_What you will do:_ In the entries below, find the lines that contain the word "Environment" and copy them.
(Beginning of Dataset entries)
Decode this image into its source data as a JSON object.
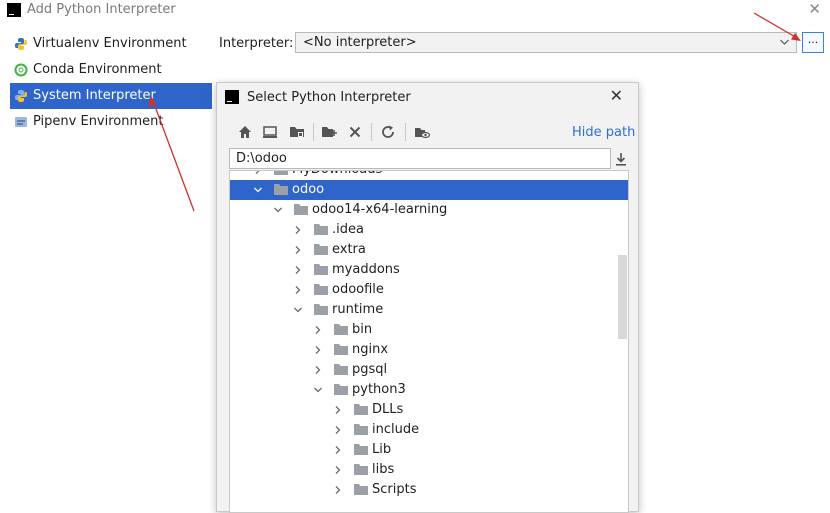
{
  "window": {
    "title": "Add Python Interpreter",
    "close_glyph": "✕",
    "logo_text": "PC"
  },
  "sidebar": {
    "items": [
      {
        "label": "Virtualenv Environment",
        "icon": "virtualenv-icon",
        "selected": false
      },
      {
        "label": "Conda Environment",
        "icon": "conda-icon",
        "selected": false
      },
      {
        "label": "System Interpreter",
        "icon": "python-icon",
        "selected": true
      },
      {
        "label": "Pipenv Environment",
        "icon": "pipenv-icon",
        "selected": false
      }
    ]
  },
  "interpreter": {
    "label": "Interpreter:",
    "value": "<No interpreter>",
    "browse_label": "..."
  },
  "dialog": {
    "title": "Select Python Interpreter",
    "close_glyph": "✕",
    "hide_path_label": "Hide path",
    "path_value": "D:\\odoo",
    "toolbar_icons": [
      "home-icon",
      "desktop-icon",
      "project-folder-icon",
      "new-folder-icon",
      "delete-icon",
      "refresh-icon",
      "show-hidden-icon"
    ],
    "tree": [
      {
        "label": "MyDownloads",
        "depth": 1,
        "expanded": false,
        "selected": false
      },
      {
        "label": "odoo",
        "depth": 1,
        "expanded": true,
        "selected": true
      },
      {
        "label": "odoo14-x64-learning",
        "depth": 2,
        "expanded": true,
        "selected": false
      },
      {
        "label": ".idea",
        "depth": 3,
        "expanded": false,
        "selected": false
      },
      {
        "label": "extra",
        "depth": 3,
        "expanded": false,
        "selected": false
      },
      {
        "label": "myaddons",
        "depth": 3,
        "expanded": false,
        "selected": false
      },
      {
        "label": "odoofile",
        "depth": 3,
        "expanded": false,
        "selected": false
      },
      {
        "label": "runtime",
        "depth": 3,
        "expanded": true,
        "selected": false
      },
      {
        "label": "bin",
        "depth": 4,
        "expanded": false,
        "selected": false
      },
      {
        "label": "nginx",
        "depth": 4,
        "expanded": false,
        "selected": false
      },
      {
        "label": "pgsql",
        "depth": 4,
        "expanded": false,
        "selected": false
      },
      {
        "label": "python3",
        "depth": 4,
        "expanded": true,
        "selected": false
      },
      {
        "label": "DLLs",
        "depth": 5,
        "expanded": false,
        "selected": false
      },
      {
        "label": "include",
        "depth": 5,
        "expanded": false,
        "selected": false
      },
      {
        "label": "Lib",
        "depth": 5,
        "expanded": false,
        "selected": false
      },
      {
        "label": "libs",
        "depth": 5,
        "expanded": false,
        "selected": false
      },
      {
        "label": "Scripts",
        "depth": 5,
        "expanded": false,
        "selected": false
      }
    ]
  },
  "colors": {
    "selection": "#2f65ca",
    "link": "#2d6fd6",
    "folder": "#9aa0a6",
    "annotation_arrow": "#d0312d"
  }
}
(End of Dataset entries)
_Written response:_
        "label": "Virtualenv Environment",
        "label": "Conda Environment",
        "label": "Pipenv Environment",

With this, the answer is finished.